This is according to Group Benefits and the Defined Contribution Model from Prudential’s Eighth Annual Study of Employee Benefits: Today & Beyond. As full implementation of ACA legislation is scheduled by 2015, many employers are rethinking the way in which they administer health benefits. The brief reveals the top two reasons employers list for considering the switch from traditional Defined Benefits (DB) to a Defined Contribution (DC) model for employee healthcare benefits.
Top Reasons for Defined Contribution
1. Lower healthcare costs
Not surprisingly, employers indicated that the top reason behind the switch is financially motivated with more than half (59%) reporting that DC will help lower their healthcare costs. Employers consistently report concern over unpredictable, rising healthcare costs both pre and post- ACA legislation.
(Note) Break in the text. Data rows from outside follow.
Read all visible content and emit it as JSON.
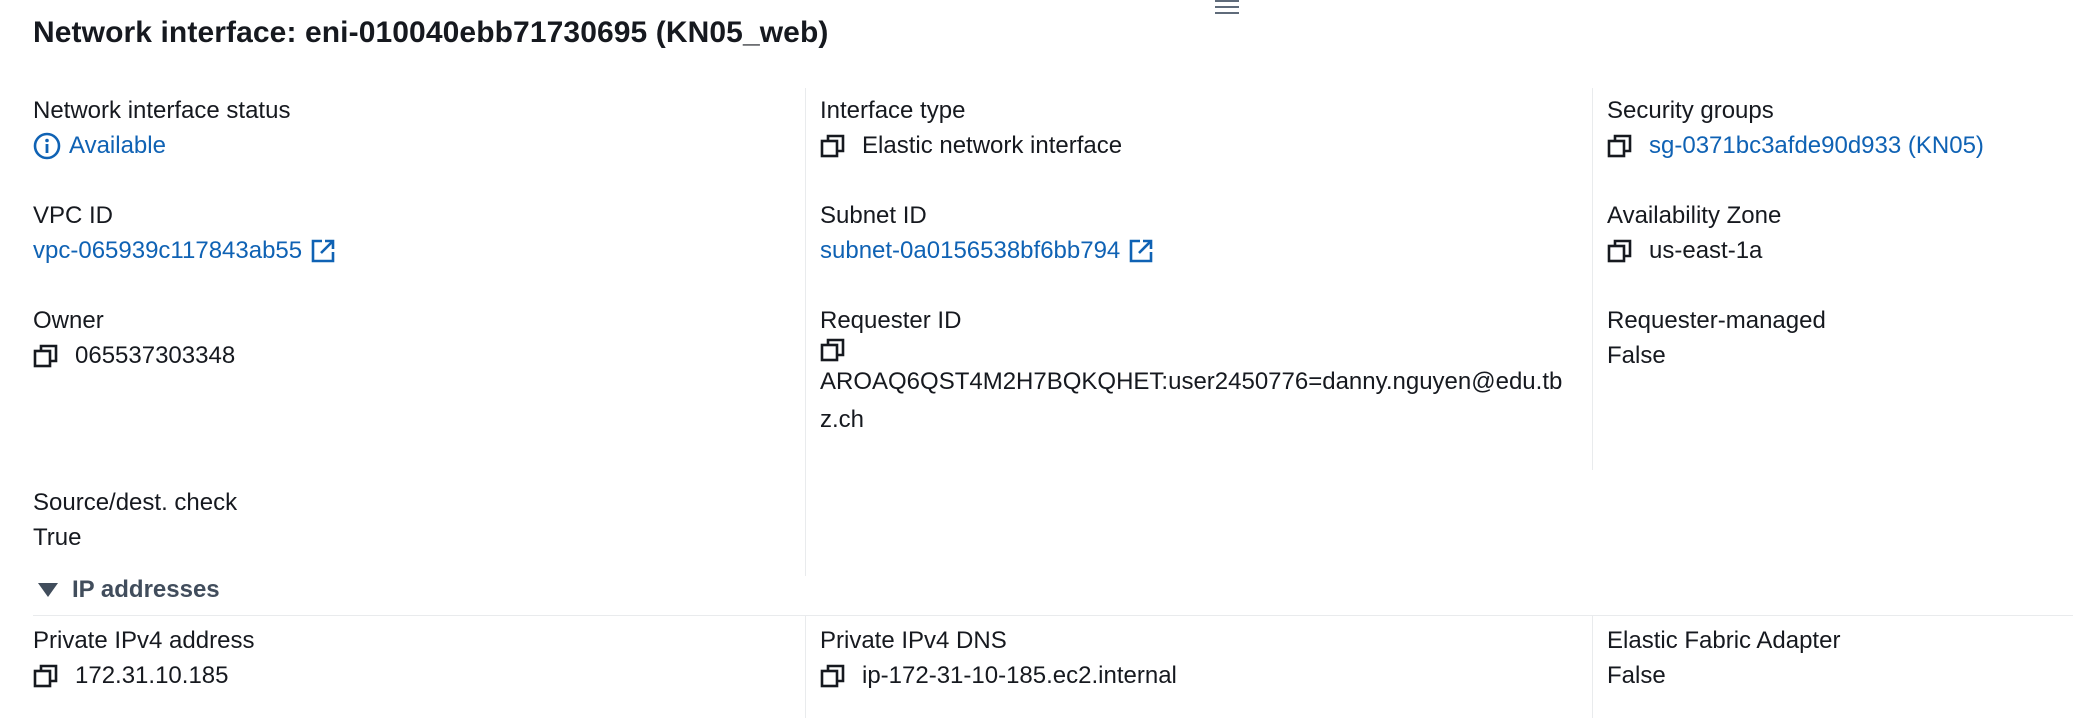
{
  "header": {
    "title": "Network interface: eni-010040ebb71730695 (KN05_web)"
  },
  "details": {
    "status": {
      "label": "Network interface status",
      "value": "Available"
    },
    "interface_type": {
      "label": "Interface type",
      "value": "Elastic network interface"
    },
    "security_groups": {
      "label": "Security groups",
      "value": "sg-0371bc3afde90d933 (KN05)"
    },
    "vpc_id": {
      "label": "VPC ID",
      "value": "vpc-065939c117843ab55"
    },
    "subnet_id": {
      "label": "Subnet ID",
      "value": "subnet-0a0156538bf6bb794"
    },
    "availability_zone": {
      "label": "Availability Zone",
      "value": "us-east-1a"
    },
    "owner": {
      "label": "Owner",
      "value": "065537303348"
    },
    "requester_id": {
      "label": "Requester ID",
      "value_line1": "AROAQ6QST4M2H7BQKQHET:user2450776=danny.nguyen@edu.tb",
      "value_line2": "z.ch"
    },
    "requester_managed": {
      "label": "Requester-managed",
      "value": "False"
    },
    "source_dest_check": {
      "label": "Source/dest. check",
      "value": "True"
    }
  },
  "ip_section": {
    "title": "IP addresses",
    "expanded": true,
    "private_ipv4": {
      "label": "Private IPv4 address",
      "value": "172.31.10.185"
    },
    "private_dns": {
      "label": "Private IPv4 DNS",
      "value": "ip-172-31-10-185.ec2.internal"
    },
    "efa": {
      "label": "Elastic Fabric Adapter",
      "value": "False"
    }
  },
  "colors": {
    "text": "#16191f",
    "link": "#0f62b4",
    "divider": "#e9ebed",
    "muted": "#414d5c"
  },
  "icons": [
    "drag-handle-icon",
    "info-icon",
    "copy-icon",
    "external-link-icon",
    "caret-down-icon"
  ]
}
DC allows employers the opportunity to contribute a pre-determined amount of money towards an employee’s health benefits plan, allowing the employee to shop around for competitive and customized plans.
2. Offers employees more plan choices
Because the DC model shifts plan selection from the employer to the employee, it offers employees more choices in how their healthcare benefit dollars are spent. This was the second most popular reason listed among employers with 40%. Health plans are not one-size fits all, so by setting aside a definitive amount of money for employees to shop around for a plan that suits them best, they ultimately have more say and more control. The study also found that employees would allot 75% of benefit dollars towards health, dental and vision coverage, while leaving 25% to go towards other coverages such as voluntary life, disability, accident, and critical illness insurance.
“While employers struggle to fund increasing health care costs and more look to shift to DC plans, employees will realize a higher level of choice when it comes to benefits selection and aligning their benefit dollars with personal priorities,” said Jim Gemus, senior vice president, Products, Prudential Group Insurance. “Carriers and brokers have an opportunity to ramp up employee awareness and educational efforts in order to help ensure employees fully appreciate the value of the voluntary benefits available to them.”
Brokers and Defined Contribution
The study also surveyed brokers about this employer shift to DC. A majority, 47%, indicated DC benefits plans will result in more dollars allocated to funding healthcare. In regards to its effect on voluntary sales, 42% think it will lead to an increase in sales while 44% think sales with stay the same. They see the largest boost in voluntary sales over the next 5 years coming from employees having more choices than in the past, while the largest detriment coming from a lack of recognition among employees of their own financial needs.
Fore more information on making the switch to a Defined Contribution model, check out these Tips for Building Your Defined Contribution Strategy. And don’t forget to register for our Defined Contribution Today eNewsletter to get the latest DC trends directly to your inbox!